EBM’s 2nd Harmonization Workshop: Anatomy of brain stem and spinal cord
An interdisciplinary training workshop has brought together EBM researchers from different disciplines at the Institute of Anatomy to explore the mysteries of the human brain, with a special focus on the intricate anatomy of the spinal cord. Led by Prof. Dr. Stefanie Kürten from the Neuroanatomy Department of the University of Bonn and esteemed experts Dr. Rittika Chunder and Dr. Maik Hintze, this workshop aimed to foster collaboration and enrich understanding of the complexity of the brain and spinal cord. Let’s embark on a journey of discovery and unravel the mysteries of the spinal cord!
The workshop commenced with an engaging talk by Dr. Rittika Chunder. Dr. Chunder provided a comprehensive introduction to the anatomy of the spinal cord, laying the foundation for participants to understand its essential components and functions.

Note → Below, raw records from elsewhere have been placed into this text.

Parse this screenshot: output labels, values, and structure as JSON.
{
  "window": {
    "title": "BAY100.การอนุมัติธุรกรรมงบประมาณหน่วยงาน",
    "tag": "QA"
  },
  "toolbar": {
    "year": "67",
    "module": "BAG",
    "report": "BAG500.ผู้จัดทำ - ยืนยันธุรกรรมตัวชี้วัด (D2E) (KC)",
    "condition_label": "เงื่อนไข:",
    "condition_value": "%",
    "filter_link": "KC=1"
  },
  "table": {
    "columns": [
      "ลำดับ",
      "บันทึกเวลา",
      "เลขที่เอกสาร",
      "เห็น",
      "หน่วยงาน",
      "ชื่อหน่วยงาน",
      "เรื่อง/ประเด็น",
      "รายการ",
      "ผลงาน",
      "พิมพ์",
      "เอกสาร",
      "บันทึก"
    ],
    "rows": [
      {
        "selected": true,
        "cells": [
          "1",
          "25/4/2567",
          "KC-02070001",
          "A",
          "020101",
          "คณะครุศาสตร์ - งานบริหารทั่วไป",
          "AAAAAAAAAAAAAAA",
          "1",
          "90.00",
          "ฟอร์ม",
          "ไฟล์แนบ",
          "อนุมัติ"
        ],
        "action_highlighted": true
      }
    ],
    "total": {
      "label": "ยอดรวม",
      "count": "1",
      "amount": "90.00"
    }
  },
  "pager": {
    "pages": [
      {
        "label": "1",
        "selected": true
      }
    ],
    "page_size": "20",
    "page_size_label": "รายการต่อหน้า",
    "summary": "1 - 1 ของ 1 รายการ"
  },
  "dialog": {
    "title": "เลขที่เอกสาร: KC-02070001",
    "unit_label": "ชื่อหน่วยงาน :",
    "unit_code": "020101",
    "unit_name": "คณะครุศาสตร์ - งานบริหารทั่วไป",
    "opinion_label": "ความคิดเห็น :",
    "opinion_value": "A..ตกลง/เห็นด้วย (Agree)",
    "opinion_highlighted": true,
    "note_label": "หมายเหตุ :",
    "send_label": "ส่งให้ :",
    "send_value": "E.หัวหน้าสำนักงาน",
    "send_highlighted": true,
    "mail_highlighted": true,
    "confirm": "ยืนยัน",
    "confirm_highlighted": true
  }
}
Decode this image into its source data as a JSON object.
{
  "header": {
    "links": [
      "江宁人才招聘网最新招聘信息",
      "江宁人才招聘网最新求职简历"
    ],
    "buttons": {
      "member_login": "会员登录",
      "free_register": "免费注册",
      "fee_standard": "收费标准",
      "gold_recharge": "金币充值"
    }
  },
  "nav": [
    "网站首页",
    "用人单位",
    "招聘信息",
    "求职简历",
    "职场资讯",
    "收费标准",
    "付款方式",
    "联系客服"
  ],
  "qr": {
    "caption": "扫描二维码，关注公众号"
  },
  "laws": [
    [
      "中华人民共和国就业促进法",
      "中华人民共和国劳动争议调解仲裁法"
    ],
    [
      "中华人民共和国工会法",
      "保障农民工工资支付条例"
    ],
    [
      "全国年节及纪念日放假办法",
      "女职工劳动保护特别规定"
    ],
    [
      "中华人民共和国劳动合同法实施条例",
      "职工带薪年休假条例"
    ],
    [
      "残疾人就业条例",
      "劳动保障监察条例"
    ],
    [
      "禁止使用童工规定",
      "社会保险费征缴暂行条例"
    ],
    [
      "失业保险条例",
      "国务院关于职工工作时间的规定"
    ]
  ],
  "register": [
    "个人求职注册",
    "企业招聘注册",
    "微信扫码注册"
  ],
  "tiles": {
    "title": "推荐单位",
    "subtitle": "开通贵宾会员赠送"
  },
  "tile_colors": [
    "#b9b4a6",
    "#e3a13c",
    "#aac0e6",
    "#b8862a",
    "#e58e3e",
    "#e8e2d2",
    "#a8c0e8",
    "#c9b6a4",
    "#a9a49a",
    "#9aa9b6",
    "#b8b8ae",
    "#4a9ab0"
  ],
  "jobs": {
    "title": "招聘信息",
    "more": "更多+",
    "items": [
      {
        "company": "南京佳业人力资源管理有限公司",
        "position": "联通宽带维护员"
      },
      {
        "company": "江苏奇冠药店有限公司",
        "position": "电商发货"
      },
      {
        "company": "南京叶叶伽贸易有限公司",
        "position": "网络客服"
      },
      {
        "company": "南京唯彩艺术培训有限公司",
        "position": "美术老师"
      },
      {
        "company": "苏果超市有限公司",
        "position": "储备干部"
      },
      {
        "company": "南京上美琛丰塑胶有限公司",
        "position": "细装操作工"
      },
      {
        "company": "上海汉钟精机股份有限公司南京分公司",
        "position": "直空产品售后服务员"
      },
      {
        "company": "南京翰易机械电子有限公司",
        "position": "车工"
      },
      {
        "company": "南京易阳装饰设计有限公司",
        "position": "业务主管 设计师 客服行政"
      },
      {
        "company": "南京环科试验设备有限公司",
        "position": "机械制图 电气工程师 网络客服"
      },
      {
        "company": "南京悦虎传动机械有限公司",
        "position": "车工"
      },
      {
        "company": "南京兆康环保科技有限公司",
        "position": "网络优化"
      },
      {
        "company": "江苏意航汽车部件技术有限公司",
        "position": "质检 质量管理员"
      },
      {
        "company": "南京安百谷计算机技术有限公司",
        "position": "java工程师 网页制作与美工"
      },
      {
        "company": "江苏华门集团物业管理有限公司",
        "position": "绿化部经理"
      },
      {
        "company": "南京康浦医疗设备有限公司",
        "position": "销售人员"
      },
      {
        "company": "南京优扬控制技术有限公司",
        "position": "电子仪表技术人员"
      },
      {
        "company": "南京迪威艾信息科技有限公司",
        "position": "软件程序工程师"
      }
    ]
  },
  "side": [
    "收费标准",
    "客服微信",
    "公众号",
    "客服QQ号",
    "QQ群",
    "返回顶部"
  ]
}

Dr. Maik Hintze led the subsequent sessions. He conducted investigations on fixed spinal cord probes and human spinal cord samples and skillfully explained the complicated anatomy of the spinal cord to the participants. Through hands-on experience, the researchers gained valuable insights into the structure and function of this important neural pathway. Dr. Hintze’s expertise also extended to the anatomy of the brainstem, where he explained the functional background of the spinal nerves, the brainstem, and their intricate connections to the spinal cord. This lecture gave a holistic impression of how these components work together to enable vital bodily functions. In another exciting session led by Dr. Maik Hintze, participants were guided through examinations of brainstem and spinal nerves on fixed human specimens. This hands-on exploration allowed the researchers to deepen their understanding of the concepts discussed and to see the anatomical structures.
Throughout the workshop, Prof. Dr. Stefanie Kürten provided valuable insights that enriched all discussions and investigations. The workshop fostered collaboration between researchers from different disciplines and emphasized the joint efforts needed to improve our understanding of the brain and its complex mechanisms.
Oskar Neumann (doctoral researcher in project B01)